▶ **Exercise description**
Going through the data below, tally every line where the string "screenshot" occurs, then give only the tally.

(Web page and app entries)
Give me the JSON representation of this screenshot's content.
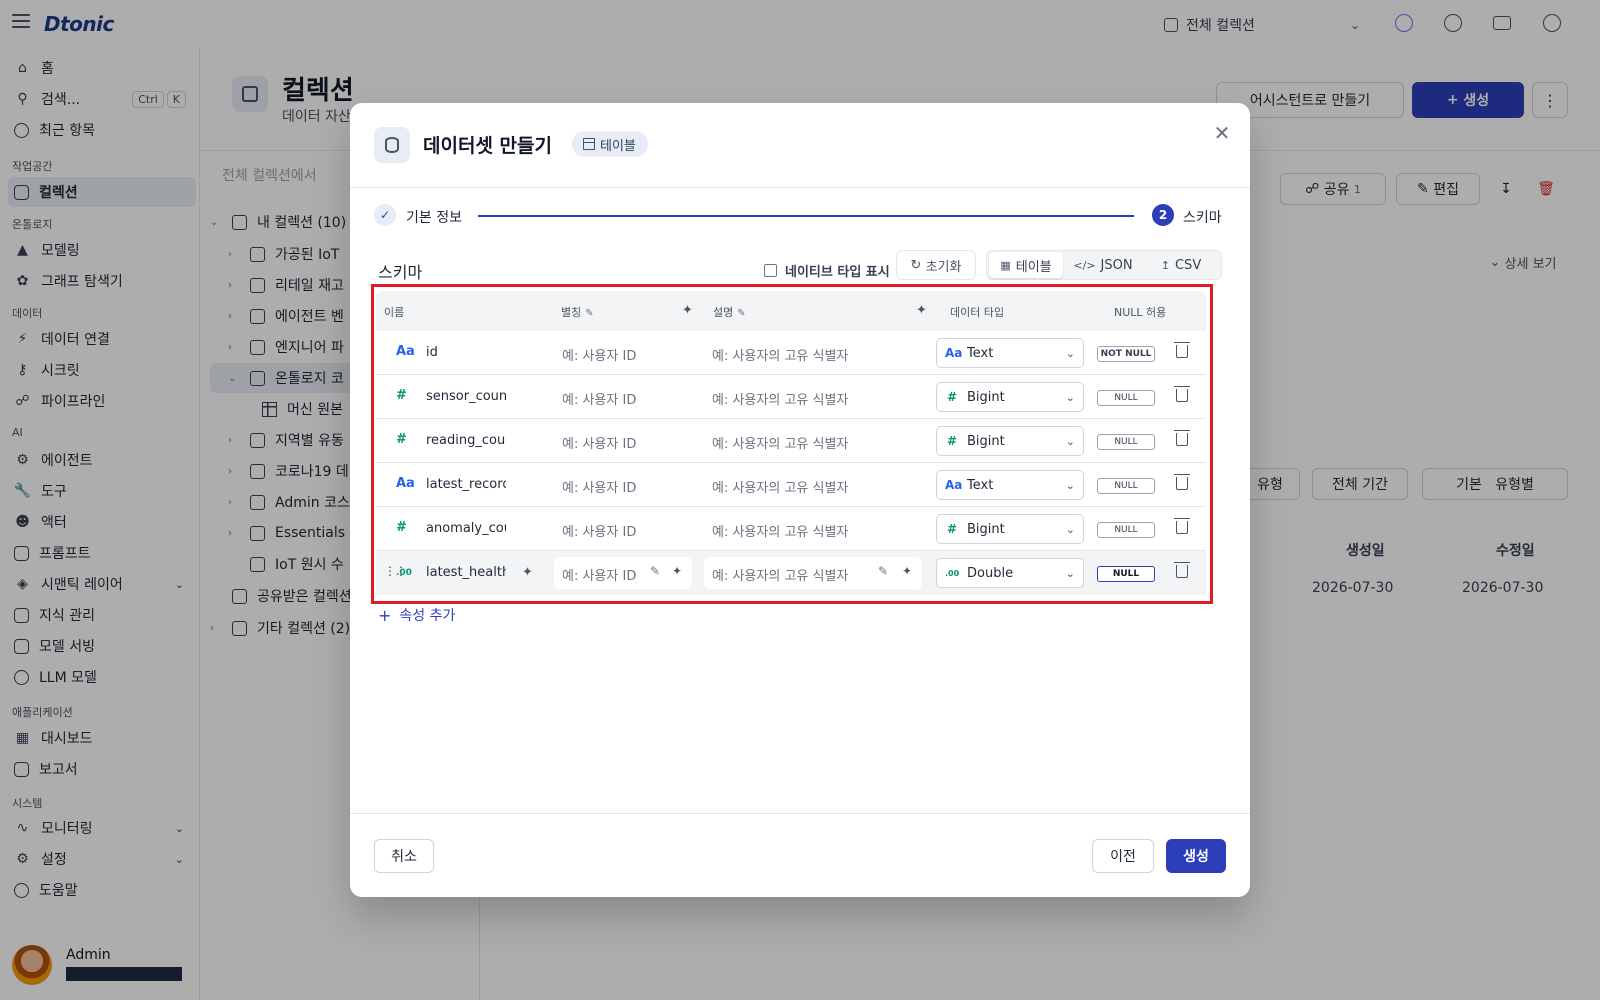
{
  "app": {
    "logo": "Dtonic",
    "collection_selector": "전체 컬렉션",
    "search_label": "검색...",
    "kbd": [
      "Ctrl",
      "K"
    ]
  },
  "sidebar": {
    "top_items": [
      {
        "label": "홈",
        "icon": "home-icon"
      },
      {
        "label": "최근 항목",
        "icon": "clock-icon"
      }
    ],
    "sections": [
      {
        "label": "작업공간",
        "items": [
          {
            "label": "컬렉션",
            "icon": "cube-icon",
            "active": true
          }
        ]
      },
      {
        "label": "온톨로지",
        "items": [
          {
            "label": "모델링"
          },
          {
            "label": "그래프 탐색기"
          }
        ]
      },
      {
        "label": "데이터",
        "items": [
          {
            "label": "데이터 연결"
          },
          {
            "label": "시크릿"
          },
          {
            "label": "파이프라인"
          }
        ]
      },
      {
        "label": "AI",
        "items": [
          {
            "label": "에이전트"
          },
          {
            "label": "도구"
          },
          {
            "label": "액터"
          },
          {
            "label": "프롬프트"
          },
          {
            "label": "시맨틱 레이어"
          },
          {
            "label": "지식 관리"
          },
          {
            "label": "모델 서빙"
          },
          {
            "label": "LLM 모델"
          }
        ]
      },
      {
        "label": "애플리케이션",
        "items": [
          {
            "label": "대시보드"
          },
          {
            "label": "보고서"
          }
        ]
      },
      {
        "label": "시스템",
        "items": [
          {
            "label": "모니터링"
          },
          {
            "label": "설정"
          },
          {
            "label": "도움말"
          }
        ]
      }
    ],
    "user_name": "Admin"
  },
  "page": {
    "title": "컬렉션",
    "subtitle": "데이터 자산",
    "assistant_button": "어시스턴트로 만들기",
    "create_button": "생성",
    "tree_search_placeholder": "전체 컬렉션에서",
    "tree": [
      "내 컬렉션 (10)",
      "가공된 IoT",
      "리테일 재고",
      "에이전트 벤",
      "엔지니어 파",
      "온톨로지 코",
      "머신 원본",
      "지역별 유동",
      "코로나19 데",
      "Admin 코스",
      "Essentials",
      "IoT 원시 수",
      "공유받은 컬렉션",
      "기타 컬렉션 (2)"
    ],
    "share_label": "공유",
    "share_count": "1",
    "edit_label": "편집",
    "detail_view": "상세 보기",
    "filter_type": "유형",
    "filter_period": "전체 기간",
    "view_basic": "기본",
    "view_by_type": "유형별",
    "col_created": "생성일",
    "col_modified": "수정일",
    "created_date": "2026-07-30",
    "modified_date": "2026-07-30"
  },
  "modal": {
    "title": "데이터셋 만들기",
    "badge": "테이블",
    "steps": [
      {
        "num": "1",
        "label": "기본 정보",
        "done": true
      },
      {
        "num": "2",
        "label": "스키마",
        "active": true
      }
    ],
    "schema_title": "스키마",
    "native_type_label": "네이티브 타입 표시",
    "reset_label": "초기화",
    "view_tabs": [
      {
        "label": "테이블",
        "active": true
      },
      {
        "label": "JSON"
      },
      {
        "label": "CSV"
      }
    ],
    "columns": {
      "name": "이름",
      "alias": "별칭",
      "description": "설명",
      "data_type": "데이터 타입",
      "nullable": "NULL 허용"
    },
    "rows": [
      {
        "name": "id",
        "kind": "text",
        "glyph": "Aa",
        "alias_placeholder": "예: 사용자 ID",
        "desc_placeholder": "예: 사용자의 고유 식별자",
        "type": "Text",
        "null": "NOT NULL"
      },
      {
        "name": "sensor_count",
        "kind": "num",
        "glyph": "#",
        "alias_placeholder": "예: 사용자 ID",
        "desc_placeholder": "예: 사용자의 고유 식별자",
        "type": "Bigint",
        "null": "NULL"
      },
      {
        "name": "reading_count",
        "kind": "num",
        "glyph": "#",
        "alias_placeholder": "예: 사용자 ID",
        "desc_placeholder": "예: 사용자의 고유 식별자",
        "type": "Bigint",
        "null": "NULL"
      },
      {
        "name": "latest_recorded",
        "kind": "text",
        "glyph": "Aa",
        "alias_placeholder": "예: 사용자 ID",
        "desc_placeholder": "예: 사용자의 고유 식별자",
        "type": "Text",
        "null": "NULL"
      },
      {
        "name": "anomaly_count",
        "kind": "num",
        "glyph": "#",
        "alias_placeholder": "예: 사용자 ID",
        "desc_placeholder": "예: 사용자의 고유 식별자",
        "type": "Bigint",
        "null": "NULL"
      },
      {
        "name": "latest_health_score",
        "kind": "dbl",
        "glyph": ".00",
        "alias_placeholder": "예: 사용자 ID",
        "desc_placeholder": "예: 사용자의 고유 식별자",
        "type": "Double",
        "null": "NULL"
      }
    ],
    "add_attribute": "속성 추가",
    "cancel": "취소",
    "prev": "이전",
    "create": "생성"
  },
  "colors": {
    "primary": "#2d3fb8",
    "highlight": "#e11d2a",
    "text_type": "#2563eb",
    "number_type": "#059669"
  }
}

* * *

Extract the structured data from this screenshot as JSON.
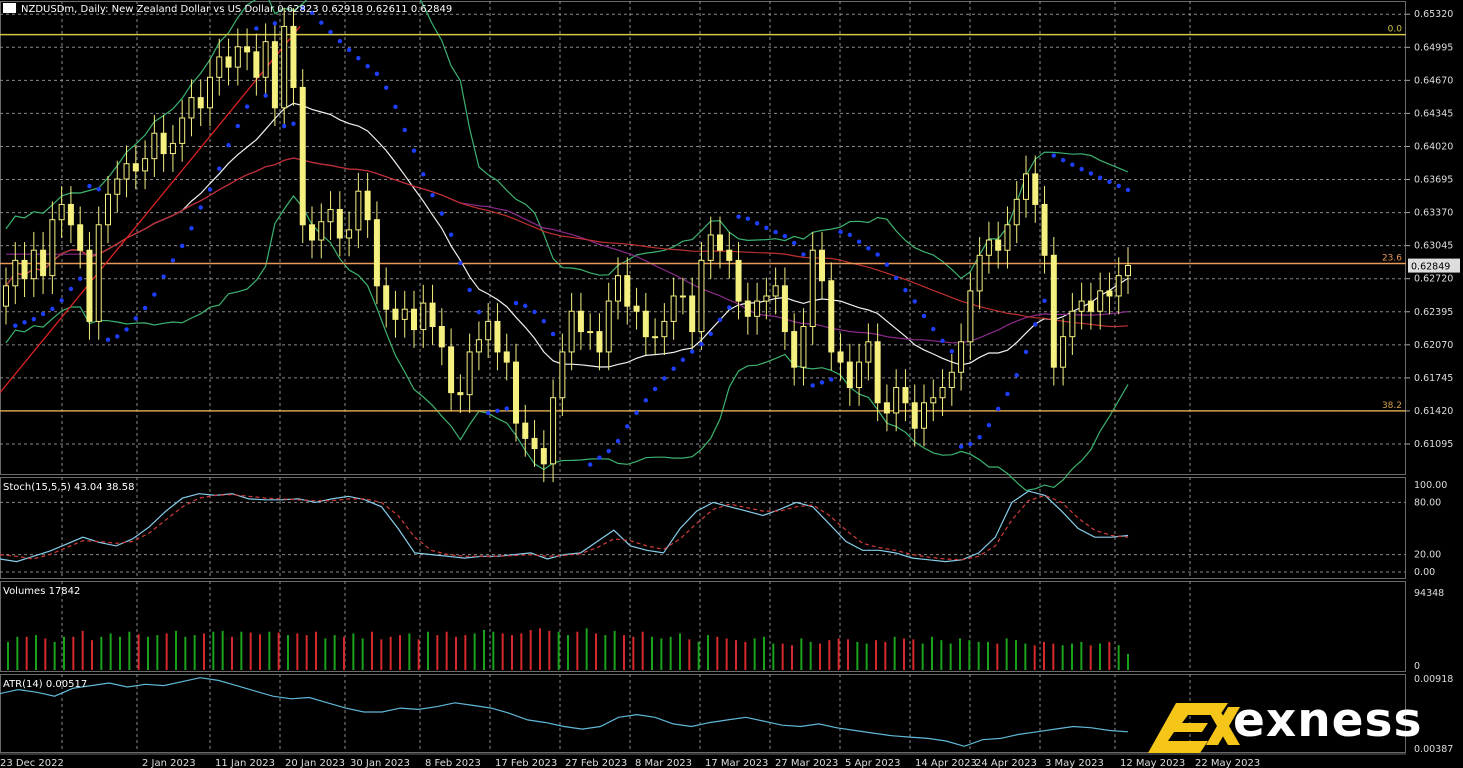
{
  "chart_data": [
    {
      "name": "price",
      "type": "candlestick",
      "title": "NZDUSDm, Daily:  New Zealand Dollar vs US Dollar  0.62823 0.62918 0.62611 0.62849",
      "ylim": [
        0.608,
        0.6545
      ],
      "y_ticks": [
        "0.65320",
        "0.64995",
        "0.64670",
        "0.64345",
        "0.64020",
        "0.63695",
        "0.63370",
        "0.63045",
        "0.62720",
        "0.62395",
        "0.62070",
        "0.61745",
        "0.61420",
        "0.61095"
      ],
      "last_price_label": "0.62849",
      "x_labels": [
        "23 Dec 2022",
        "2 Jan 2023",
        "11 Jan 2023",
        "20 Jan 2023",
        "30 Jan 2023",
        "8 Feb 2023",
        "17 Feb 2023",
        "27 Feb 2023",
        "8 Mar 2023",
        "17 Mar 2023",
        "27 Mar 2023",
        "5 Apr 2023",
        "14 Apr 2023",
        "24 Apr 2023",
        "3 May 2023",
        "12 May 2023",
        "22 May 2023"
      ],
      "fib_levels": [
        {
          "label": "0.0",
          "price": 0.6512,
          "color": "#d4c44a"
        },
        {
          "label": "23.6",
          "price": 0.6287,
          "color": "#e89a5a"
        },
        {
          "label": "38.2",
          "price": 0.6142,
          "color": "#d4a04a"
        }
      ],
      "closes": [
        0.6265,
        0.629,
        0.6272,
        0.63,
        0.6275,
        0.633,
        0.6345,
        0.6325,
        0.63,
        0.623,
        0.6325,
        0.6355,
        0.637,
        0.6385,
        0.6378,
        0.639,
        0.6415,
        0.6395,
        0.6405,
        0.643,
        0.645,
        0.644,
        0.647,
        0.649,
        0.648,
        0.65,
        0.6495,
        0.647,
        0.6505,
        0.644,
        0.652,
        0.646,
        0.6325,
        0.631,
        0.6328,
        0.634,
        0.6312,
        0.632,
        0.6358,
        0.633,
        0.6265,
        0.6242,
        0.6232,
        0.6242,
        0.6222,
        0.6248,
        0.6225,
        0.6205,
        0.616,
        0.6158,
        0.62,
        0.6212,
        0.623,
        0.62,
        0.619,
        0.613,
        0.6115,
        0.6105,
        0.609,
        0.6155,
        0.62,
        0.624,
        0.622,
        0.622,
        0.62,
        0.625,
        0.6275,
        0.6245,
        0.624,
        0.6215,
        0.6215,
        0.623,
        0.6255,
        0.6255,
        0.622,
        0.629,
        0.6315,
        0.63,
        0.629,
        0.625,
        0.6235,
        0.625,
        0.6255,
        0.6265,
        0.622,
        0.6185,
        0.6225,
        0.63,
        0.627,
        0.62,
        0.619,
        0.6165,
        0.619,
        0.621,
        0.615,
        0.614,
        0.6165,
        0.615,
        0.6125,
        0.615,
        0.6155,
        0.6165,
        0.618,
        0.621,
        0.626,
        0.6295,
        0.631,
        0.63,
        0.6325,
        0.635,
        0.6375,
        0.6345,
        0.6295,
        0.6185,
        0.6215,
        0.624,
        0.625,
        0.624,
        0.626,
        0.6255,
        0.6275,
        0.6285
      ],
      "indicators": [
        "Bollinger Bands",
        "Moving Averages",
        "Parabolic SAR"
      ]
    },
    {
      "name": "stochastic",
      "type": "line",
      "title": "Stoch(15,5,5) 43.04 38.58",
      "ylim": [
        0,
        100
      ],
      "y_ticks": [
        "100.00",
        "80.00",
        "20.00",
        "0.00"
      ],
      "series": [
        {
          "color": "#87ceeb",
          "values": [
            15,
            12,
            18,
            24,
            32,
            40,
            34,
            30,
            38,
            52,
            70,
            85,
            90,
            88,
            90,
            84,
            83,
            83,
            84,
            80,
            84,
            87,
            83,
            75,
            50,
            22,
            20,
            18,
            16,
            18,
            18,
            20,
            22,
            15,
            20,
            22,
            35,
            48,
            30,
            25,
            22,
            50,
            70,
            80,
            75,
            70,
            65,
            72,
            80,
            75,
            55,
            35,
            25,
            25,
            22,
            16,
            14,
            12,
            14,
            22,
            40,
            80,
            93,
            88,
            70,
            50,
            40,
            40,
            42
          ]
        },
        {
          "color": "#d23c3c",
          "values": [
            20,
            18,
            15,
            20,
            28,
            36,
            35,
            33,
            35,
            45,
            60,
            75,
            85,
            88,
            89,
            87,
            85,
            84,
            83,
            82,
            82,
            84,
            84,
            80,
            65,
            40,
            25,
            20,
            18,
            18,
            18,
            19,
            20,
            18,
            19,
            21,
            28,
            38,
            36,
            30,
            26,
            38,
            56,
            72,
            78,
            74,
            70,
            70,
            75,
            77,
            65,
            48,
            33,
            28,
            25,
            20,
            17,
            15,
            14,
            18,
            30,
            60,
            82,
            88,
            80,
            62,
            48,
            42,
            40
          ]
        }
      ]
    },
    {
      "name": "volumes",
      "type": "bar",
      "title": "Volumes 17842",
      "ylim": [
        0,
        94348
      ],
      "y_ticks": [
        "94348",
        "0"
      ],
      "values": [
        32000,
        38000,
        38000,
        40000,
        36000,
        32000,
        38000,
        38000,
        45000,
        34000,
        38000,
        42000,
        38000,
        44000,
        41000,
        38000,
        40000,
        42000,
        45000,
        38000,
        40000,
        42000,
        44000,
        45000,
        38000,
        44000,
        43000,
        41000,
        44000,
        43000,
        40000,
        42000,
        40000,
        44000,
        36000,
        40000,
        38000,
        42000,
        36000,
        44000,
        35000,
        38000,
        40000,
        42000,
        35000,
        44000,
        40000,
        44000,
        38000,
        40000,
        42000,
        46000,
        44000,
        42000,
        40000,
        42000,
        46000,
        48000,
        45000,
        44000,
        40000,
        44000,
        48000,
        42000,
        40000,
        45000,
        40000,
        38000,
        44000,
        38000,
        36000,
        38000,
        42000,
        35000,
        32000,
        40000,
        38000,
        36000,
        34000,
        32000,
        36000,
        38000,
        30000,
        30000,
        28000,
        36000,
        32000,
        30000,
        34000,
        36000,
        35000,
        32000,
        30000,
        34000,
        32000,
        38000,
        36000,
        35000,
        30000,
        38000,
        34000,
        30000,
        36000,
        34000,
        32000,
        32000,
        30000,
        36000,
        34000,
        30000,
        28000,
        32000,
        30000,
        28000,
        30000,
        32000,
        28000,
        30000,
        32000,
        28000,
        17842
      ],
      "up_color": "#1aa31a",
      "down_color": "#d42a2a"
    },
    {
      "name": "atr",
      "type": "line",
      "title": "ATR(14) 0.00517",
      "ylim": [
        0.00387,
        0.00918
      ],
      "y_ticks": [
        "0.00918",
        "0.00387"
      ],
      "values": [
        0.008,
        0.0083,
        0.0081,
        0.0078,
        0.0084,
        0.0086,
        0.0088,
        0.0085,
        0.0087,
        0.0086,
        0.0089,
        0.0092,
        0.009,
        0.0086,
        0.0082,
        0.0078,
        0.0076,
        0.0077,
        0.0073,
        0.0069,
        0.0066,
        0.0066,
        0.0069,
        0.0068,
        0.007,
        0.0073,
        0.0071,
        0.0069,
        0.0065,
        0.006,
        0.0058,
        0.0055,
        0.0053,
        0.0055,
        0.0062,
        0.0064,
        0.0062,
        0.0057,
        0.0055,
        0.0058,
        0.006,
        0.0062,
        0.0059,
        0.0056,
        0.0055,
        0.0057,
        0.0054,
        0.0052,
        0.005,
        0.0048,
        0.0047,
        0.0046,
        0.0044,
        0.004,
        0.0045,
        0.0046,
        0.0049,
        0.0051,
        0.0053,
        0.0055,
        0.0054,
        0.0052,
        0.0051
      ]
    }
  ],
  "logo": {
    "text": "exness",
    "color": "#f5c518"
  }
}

▶ **Result for this exercise**
2